"Don’t sell the art. Do close the museum. Start behaving like the charitable institution you are supposed to be. Spend the next several years responsibly overseeing the dispersal of the collection."

Let that sink in, folks.  This is what the Deaccession Police believe.  (Another example here.)

They would rather a museum close than sell a single work.  (The sale of 400 works, on the other hand, just with a different use of proceeds -- that's perfectly fine.)

Previous discussions of Knight's contributions to the deaccessioning debate here and here.

UPDATE:  "With friends like Knight, the AAM and AAMD hardly need enemies. Hopefully, the dogmatism of the deaccessioning police will finally encourage more sensible minds to consider the actual consequences of the dogma."

Monday, August 14, 2017

Tell me again about the public trust (more than 400 photos from MoMA edition)

MoMA is selling more than 400 photos from its collection at Christie's over the next nine months.
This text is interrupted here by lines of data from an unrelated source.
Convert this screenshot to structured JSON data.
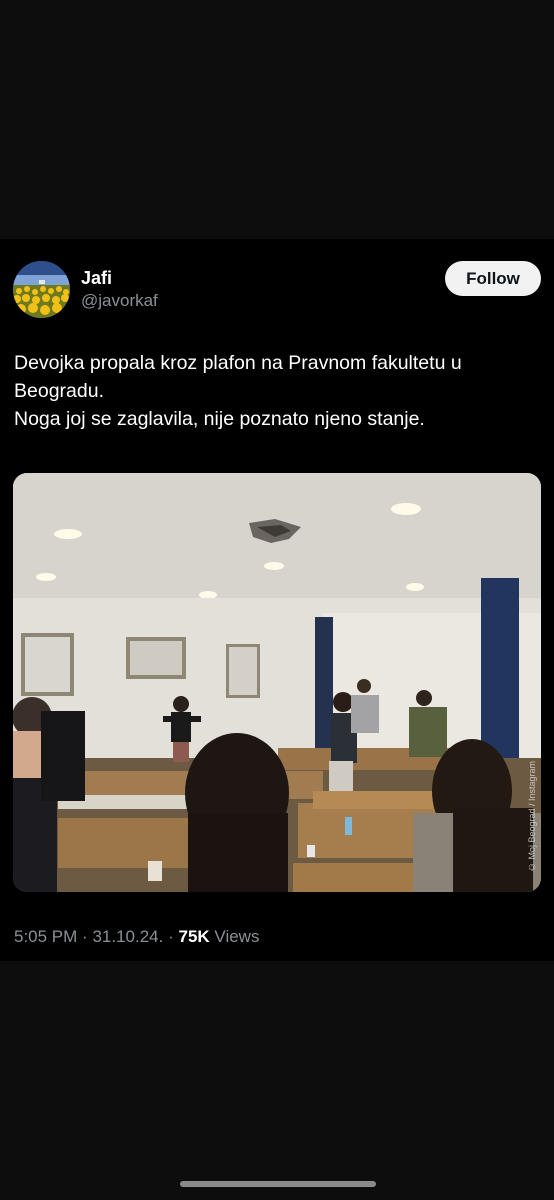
{
  "tweet": {
    "author": {
      "display_name": "Jafi",
      "handle": "@javorkaf",
      "avatar_icon": "sunflower-field-avatar"
    },
    "follow_label": "Follow",
    "text_lines": [
      "Devojka propala kroz plafon na Pravnom fakultetu u Beogradu.",
      "Noga joj se zaglavila, nije poznato njeno stanje."
    ],
    "media": {
      "watermark": "© Moj Beograd / Instagram"
    },
    "time": "5:05 PM",
    "date": "31.10.24.",
    "separator": "·",
    "views_count": "75K",
    "views_label": "Views"
  },
  "colors": {
    "background": "#0d0d0d",
    "card": "#000000",
    "secondary_text": "#8b9096",
    "follow_bg": "#f2f2f2"
  }
}
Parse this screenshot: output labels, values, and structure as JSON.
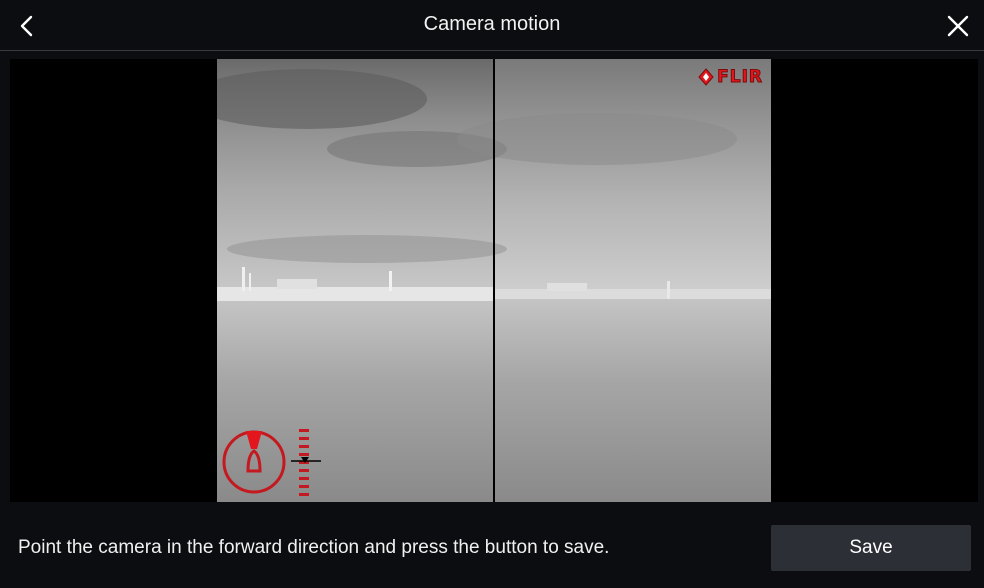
{
  "header": {
    "title": "Camera motion",
    "back_icon": "chevron-left-icon",
    "close_icon": "close-icon"
  },
  "video": {
    "overlay_brand": "FLIR",
    "overlay_icon": "flir-diamond-icon",
    "compass_icon": "boat-heading-icon",
    "accent_color": "#e3161d"
  },
  "footer": {
    "instruction": "Point the camera in the forward direction and press the button to save.",
    "save_label": "Save"
  }
}
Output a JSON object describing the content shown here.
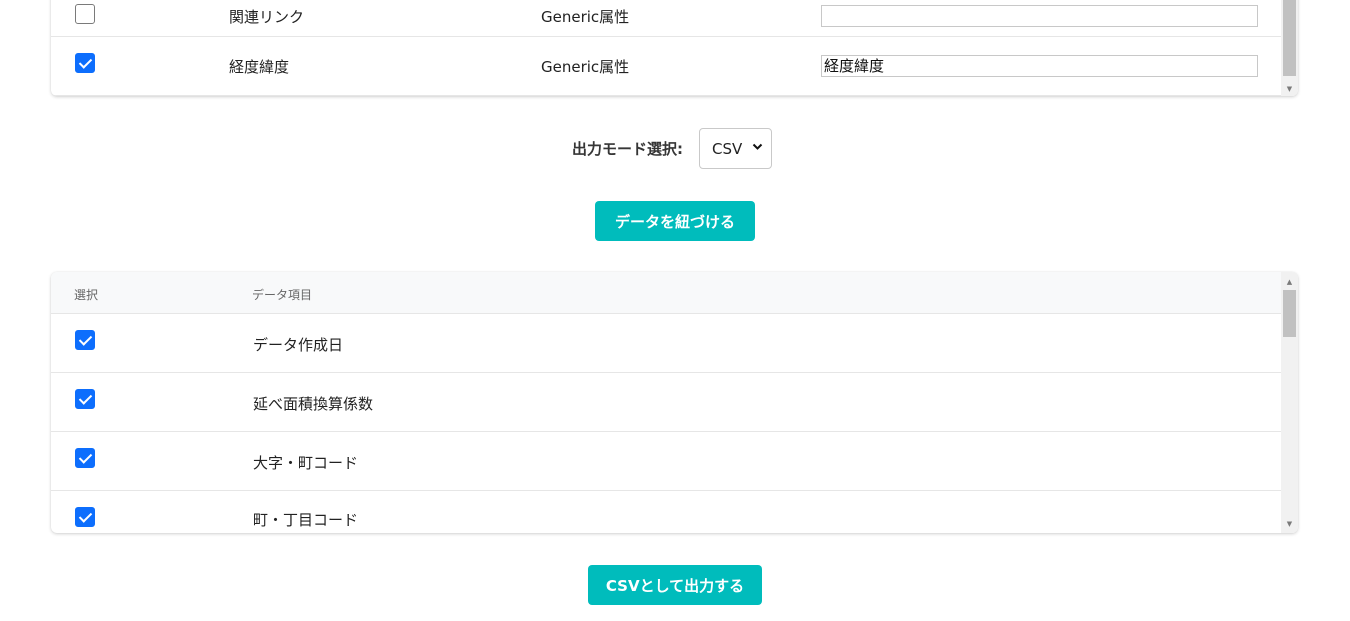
{
  "top_table": {
    "rows": [
      {
        "checked": false,
        "item": "関連リンク",
        "type": "Generic属性",
        "value": ""
      },
      {
        "checked": true,
        "item": "経度緯度",
        "type": "Generic属性",
        "value": "経度緯度"
      }
    ]
  },
  "mode": {
    "label": "出力モード選択:",
    "selected": "CSV"
  },
  "link_button_label": "データを紐づける",
  "bottom_table": {
    "headers": {
      "select": "選択",
      "item": "データ項目"
    },
    "rows": [
      {
        "checked": true,
        "item": "データ作成日"
      },
      {
        "checked": true,
        "item": "延べ面積換算係数"
      },
      {
        "checked": true,
        "item": "大字・町コード"
      },
      {
        "checked": true,
        "item": "町・丁目コード"
      }
    ]
  },
  "csv_button_label": "CSVとして出力する",
  "colors": {
    "accent": "#00bcbc",
    "checkbox": "#0d6efd"
  }
}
I thought I very recently read somewhere that "one of the most fundamental and longstanding principles of the museum field is that a collection is held in the public trust and must not be treated as a disposable financial asset," but I must be mistaken.  If that were true, this sale could not be happening.

You might also think that the sale of these four hundred works "sends a message to existing and prospective donors that museums can raise funds by selling parts of their collection, thereby discouraging not only financial supporters, who may feel that their support isn’t needed, but also donors of artworks and artifacts, who may fear that their cherished objects could be sold at any time to the highest bidder to make up for a museum’s budget shortfalls."  But again, you'd be mistaken.

These are funny "principles."  Apparently they only apply some of the time.